Nutrition in the Field. Or up the Mountain
By Katie Sutton, EBPP Expert Volunteer, July 2014
Working in the health field is challenging anywhere in the world because there will always be things that are beyond your control – it is the nature of the job. A team that works in this particularly challenging profession, in a particularly challenging environment, and whose purpose is to help others achieve a better quality of life, is an incredible team to be part of.
As a Public Health Nutritionist working in the field, I am part of a programme that delivers monthly Posyandus (Health Posts) in 47 locations across East Bali. Many of the locations are in remote hamlets on the steep mountainous climbs to Mount Agung and Mount Abang. A large problem with the provision of healthcare and nutrition in East Bali is logistics. Access to most of the villages and sub-villages is via extremely basic roads, or tracks, accessible by us in 4x4s, on dirt bikes, and on foot (the views are dramatic, as is the skill involved in driving the 4x4s up there!). This remoteness means going to the market, health centre, or school is extremely difficult for residents. EBPP is effective in providing basic healthcare to the people in these hamlets, which would otherwise be unavailable, and/or, too costly.
At the Posyandu the team weigh the children, give immunisations and contraceptives, run a playgroup with games, stories, and hygiene sessions, provide the monthly nutritious ‘Bubur Kacang Ijo’ (Mung bean porridge), a bottle of mineral water for every infant and mother, and provide nutritional assessment and outreach. Over the last 15 years, EBPP has implemented an efficient set of health and nutrition systems. The people attending the Posyandus clearly value what is provided by EBPP, and the team has established valuable, solid, and trusting relationships with them, and subsequently, the incidence of malnutrition in East Bali, particularly severe malnutrition, has been dramatically reduced.
My current work plan also includes auditing the EBPP school meals. Previous volunteer Nutritionist Berit conducted intensive training with the school cooks in order to ensure the meals are nutritionally balanced, healthy, and in sufficient amounts for the growing children – work that has clearly had a positive impact. The cooks are inventive with ingredients to ensure the children do not get bored, and have learned a lot about the need for high quality protein. It is great to see the children enjoying their lunch created by local hands, from local, fresh ingredients.

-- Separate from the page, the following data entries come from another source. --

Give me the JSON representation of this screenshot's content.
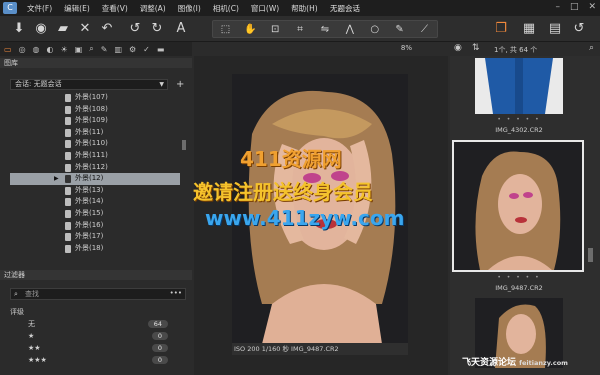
{
  "menubar": {
    "items": [
      "文件(F)",
      "编辑(E)",
      "查看(V)",
      "调整(A)",
      "图像(I)",
      "相机(C)",
      "窗口(W)",
      "帮助(H)"
    ],
    "title": "无题会话"
  },
  "left_panel": {
    "library_header": "图库",
    "session_label": "会话: 无题会话",
    "folders": [
      {
        "label": "外景(107)",
        "selected": false
      },
      {
        "label": "外景(108)",
        "selected": false
      },
      {
        "label": "外景(109)",
        "selected": false
      },
      {
        "label": "外景(11)",
        "selected": false
      },
      {
        "label": "外景(110)",
        "selected": false
      },
      {
        "label": "外景(111)",
        "selected": false
      },
      {
        "label": "外景(112)",
        "selected": false
      },
      {
        "label": "外景(12)",
        "selected": true
      },
      {
        "label": "外景(13)",
        "selected": false
      },
      {
        "label": "外景(14)",
        "selected": false
      },
      {
        "label": "外景(15)",
        "selected": false
      },
      {
        "label": "外景(16)",
        "selected": false
      },
      {
        "label": "外景(17)",
        "selected": false
      },
      {
        "label": "外景(18)",
        "selected": false
      }
    ],
    "filter_header": "过滤器",
    "search_placeholder": "查找",
    "rating_section": "评级",
    "ratings": [
      {
        "label": "无",
        "count": "64"
      },
      {
        "label": "★",
        "count": "0"
      },
      {
        "label": "★★",
        "count": "0"
      },
      {
        "label": "★★★",
        "count": "0"
      }
    ]
  },
  "viewer": {
    "zoom": "8%",
    "caption": "ISO 200   1/160 秒      IMG_9487.CR2"
  },
  "browser": {
    "count_label": "1个, 共 64 个",
    "thumbnails": [
      {
        "name": "IMG_4302.CR2"
      },
      {
        "name": "IMG_9487.CR2"
      }
    ]
  },
  "watermark": {
    "line1": "411资源网",
    "line2": "邀请注册送终身会员",
    "line3": "www.411zyw.com",
    "corner": "飞天资源论坛",
    "corner_small": "feitianzy.com"
  },
  "colors": {
    "accent": "#f0883c",
    "selection": "#9aa0a6"
  }
}
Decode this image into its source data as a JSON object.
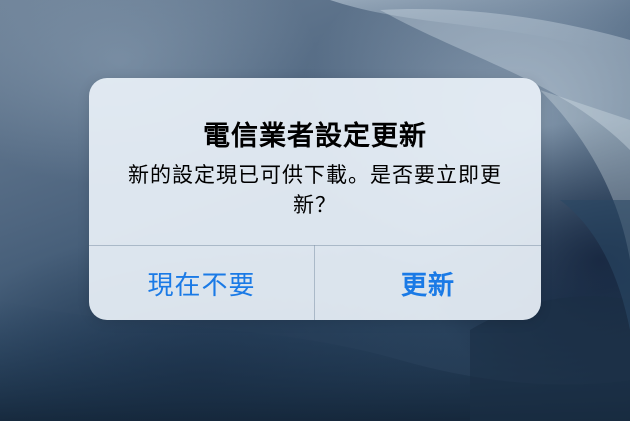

The nutritional problems experienced when EBPP was first established 16 years ago have been well addressed, and this is beautifully demonstrated through photographs, personal accounts, and statistics. Nutrition is a discipline that is subject to dramatic change over time, depending on things such as research, food politics, progressing scientific techniques, and relative changing tastes and demands. As is increasingly prevalent in both less, and more, economically developed countries, the increasing availability of relatively inexpensive processed snack foods, which have long shelf lives but little nutrition, is sadly beginning to form a similarly increasing part of Bali’s diet. An important role of any nutrition professional in the development field is to anticipate potential future nutritional problems and address them appropriately – work that EBPP is well positioned to do through its monthly Posyandu Outreach and School Health Education programmes.
So! Following the morning jeep rides, nutritional assessments, home visits, and afternoon office work, it is lovely to be able to go back to the beautiful volunteer house, situated 2 minutes walk from the ocean. There is a market at the top of the street, and buses running along the coastal road to Diver’s Paradise Tulamben and Amed in one direction, and to Singaraja and Lovina in the other. Or you can of course take out the house bicycle, if you’re feeling energetic!